* Exercise objective *
Return every line of the data below that includes the string "this".

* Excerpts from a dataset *
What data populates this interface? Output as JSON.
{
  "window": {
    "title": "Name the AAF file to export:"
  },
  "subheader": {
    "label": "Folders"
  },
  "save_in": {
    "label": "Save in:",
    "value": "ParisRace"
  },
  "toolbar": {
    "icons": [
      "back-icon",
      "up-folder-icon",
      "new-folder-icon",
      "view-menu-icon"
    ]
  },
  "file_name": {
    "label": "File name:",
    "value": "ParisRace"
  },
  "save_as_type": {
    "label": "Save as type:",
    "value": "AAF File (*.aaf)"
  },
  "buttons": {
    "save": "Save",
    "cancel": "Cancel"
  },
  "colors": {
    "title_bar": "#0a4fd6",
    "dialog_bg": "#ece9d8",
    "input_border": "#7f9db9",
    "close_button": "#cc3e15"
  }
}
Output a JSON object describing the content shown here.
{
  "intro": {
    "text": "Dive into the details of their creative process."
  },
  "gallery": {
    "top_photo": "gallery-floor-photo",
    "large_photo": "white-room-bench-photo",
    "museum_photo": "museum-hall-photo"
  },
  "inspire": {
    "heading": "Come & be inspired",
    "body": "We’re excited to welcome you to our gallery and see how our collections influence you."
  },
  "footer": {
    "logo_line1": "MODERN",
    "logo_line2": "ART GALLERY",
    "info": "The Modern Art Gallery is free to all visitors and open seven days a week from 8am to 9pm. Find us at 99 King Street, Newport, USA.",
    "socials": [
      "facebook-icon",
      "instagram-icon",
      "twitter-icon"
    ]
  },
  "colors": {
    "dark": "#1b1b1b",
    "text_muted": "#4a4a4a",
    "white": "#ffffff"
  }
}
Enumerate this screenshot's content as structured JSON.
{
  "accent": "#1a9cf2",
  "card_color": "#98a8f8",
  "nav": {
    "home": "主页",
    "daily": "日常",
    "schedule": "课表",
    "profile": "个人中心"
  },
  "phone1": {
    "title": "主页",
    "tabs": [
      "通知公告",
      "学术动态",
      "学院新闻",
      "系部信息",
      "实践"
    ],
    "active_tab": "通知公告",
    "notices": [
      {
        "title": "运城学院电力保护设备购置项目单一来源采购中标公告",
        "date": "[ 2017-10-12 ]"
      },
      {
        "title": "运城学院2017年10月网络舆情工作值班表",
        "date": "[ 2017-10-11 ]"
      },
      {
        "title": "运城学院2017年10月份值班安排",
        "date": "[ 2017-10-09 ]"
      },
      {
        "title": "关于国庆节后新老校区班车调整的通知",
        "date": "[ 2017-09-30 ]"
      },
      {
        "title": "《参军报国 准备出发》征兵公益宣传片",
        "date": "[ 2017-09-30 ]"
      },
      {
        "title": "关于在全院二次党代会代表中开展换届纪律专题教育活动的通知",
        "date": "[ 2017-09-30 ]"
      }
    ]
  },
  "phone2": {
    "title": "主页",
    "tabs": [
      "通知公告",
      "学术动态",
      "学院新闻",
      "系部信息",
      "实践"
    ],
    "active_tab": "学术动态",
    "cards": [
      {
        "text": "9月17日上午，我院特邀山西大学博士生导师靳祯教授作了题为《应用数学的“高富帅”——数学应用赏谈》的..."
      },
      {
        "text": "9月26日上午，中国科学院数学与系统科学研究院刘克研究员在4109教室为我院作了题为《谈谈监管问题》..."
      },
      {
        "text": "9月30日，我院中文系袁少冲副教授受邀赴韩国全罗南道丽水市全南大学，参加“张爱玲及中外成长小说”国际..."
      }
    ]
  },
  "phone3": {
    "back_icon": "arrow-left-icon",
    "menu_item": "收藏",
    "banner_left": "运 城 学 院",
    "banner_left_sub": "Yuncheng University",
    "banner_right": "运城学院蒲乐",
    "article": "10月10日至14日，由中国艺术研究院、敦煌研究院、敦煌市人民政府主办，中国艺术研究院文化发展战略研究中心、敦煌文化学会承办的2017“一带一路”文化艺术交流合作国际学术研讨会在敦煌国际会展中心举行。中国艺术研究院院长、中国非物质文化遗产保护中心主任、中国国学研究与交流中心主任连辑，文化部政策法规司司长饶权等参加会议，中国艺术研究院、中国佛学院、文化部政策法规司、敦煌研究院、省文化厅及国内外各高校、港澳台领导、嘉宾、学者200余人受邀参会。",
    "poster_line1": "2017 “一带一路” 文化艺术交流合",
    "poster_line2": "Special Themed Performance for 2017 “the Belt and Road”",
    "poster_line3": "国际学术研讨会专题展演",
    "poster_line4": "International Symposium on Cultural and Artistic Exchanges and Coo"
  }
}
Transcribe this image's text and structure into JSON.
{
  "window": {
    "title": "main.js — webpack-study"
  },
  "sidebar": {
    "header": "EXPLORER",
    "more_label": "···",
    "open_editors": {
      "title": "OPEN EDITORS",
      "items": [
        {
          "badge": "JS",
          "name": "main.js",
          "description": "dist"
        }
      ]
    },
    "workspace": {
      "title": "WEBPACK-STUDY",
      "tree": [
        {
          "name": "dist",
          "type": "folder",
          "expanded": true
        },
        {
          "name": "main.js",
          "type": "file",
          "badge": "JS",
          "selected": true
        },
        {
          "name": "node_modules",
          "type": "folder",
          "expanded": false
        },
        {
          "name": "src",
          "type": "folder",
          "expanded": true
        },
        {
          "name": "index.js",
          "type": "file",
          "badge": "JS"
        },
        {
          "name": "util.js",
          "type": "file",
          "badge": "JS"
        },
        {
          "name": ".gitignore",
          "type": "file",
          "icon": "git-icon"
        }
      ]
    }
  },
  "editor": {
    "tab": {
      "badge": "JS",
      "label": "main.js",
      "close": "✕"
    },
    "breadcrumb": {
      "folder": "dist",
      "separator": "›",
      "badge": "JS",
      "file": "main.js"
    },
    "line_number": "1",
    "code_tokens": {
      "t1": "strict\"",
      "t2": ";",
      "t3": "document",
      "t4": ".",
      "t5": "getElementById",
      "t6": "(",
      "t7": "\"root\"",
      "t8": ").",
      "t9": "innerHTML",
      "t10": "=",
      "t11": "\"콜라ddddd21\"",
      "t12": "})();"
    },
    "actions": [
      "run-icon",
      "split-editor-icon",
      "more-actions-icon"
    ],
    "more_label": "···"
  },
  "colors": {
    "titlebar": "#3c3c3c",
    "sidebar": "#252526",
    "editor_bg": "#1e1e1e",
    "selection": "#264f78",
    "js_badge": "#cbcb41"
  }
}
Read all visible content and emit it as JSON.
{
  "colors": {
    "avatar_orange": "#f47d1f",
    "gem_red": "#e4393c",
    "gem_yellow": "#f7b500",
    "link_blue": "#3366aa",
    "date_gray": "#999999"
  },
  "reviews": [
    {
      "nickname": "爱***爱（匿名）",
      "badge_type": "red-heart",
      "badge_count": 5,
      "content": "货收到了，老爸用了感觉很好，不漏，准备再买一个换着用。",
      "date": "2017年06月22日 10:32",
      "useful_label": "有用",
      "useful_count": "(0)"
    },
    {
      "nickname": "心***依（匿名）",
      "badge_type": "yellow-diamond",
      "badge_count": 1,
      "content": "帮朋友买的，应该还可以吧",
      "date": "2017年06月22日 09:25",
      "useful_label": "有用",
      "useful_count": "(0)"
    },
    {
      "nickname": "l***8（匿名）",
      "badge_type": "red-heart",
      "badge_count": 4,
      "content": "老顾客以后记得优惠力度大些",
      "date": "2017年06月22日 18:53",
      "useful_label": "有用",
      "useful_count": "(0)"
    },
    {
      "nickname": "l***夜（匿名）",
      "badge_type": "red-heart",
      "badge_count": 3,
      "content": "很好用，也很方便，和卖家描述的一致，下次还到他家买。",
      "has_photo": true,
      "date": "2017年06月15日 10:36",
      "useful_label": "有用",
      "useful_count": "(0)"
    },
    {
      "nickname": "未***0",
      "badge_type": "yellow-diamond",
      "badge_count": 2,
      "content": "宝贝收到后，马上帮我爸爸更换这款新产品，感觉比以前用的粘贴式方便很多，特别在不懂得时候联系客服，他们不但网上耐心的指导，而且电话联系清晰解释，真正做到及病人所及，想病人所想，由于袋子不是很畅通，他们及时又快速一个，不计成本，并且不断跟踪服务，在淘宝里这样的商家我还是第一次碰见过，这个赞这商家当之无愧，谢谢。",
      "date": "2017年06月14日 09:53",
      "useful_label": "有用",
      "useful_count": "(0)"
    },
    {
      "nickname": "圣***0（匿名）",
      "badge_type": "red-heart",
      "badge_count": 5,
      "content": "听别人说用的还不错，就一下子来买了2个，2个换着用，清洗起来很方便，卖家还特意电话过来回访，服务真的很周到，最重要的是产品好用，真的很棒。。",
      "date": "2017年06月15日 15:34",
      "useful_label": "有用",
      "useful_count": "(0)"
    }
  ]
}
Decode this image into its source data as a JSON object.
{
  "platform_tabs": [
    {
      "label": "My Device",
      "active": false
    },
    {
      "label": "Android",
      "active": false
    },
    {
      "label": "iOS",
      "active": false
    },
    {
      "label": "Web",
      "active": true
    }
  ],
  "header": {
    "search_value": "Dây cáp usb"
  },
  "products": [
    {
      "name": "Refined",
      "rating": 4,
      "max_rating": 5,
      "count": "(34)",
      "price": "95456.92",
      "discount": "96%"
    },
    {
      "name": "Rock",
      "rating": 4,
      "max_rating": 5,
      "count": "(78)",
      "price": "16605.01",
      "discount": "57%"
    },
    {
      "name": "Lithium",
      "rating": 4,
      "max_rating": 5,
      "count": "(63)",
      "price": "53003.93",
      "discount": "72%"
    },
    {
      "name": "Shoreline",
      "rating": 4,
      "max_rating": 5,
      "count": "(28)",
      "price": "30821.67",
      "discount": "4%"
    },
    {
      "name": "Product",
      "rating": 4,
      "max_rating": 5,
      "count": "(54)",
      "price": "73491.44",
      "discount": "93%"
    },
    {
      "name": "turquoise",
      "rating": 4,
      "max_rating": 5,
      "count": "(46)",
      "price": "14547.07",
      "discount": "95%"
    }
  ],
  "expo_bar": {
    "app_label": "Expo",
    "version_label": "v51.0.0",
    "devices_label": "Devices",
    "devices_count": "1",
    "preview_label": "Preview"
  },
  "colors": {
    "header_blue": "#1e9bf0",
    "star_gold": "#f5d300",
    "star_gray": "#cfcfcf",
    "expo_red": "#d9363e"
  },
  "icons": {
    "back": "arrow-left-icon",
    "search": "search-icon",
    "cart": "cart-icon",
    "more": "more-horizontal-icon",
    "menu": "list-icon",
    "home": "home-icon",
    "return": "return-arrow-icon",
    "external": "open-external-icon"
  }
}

* Exercise result *
What data populates this interface? Output as JSON.
Enumerate this screenshot's content as structured JSON.
Transcribe this image's text and structure into JSON.
Decode this image into its source data as a JSON object.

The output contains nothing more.